Dataset extract =
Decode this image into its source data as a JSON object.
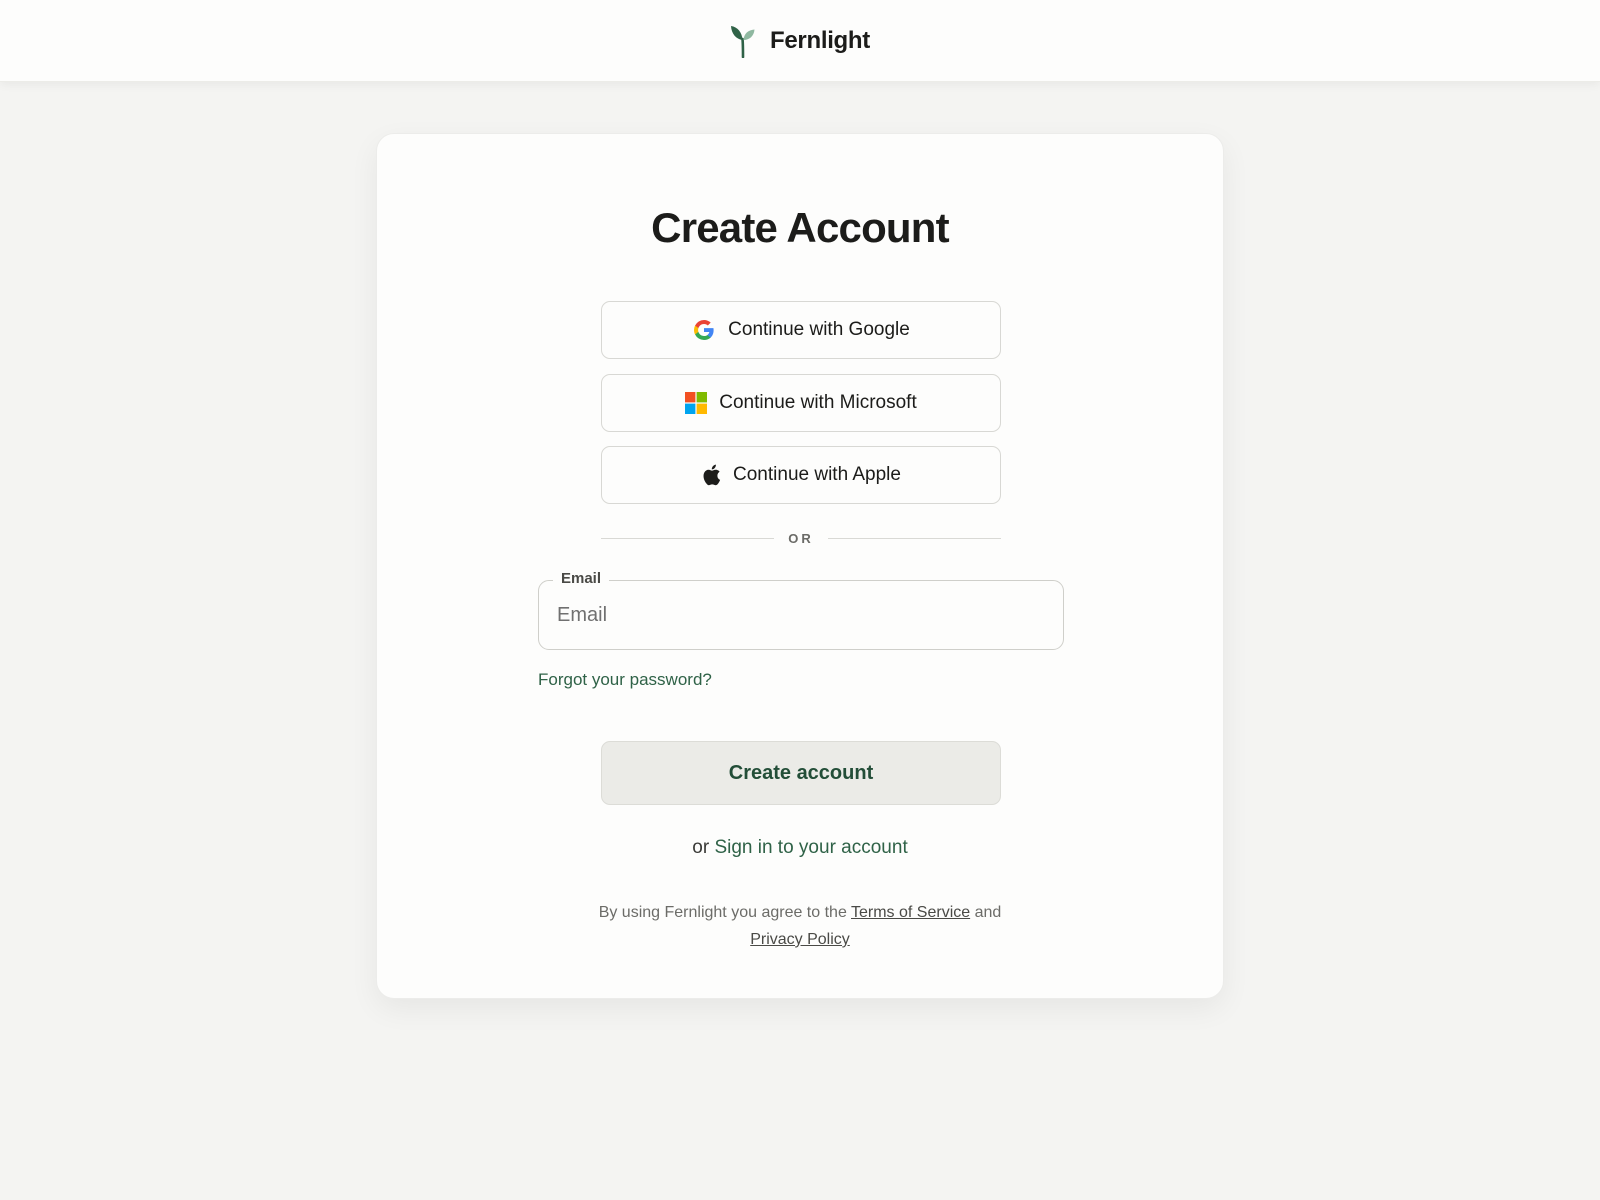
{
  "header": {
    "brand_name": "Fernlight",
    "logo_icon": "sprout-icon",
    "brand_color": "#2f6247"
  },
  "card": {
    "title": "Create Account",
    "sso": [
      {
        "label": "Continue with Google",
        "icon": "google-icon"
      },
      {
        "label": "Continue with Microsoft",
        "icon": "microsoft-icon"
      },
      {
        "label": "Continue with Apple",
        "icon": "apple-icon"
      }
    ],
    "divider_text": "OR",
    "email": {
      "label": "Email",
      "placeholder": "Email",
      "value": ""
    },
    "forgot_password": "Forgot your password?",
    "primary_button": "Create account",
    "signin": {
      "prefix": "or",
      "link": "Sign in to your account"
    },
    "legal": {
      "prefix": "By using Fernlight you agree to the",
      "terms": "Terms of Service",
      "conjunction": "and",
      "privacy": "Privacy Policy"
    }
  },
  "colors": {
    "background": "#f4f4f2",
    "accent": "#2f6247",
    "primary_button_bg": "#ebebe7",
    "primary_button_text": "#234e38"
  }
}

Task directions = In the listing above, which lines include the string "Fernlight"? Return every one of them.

Solved exercise =
    "brand_name": "Fernlight",
      "prefix": "By using Fernlight you agree to the",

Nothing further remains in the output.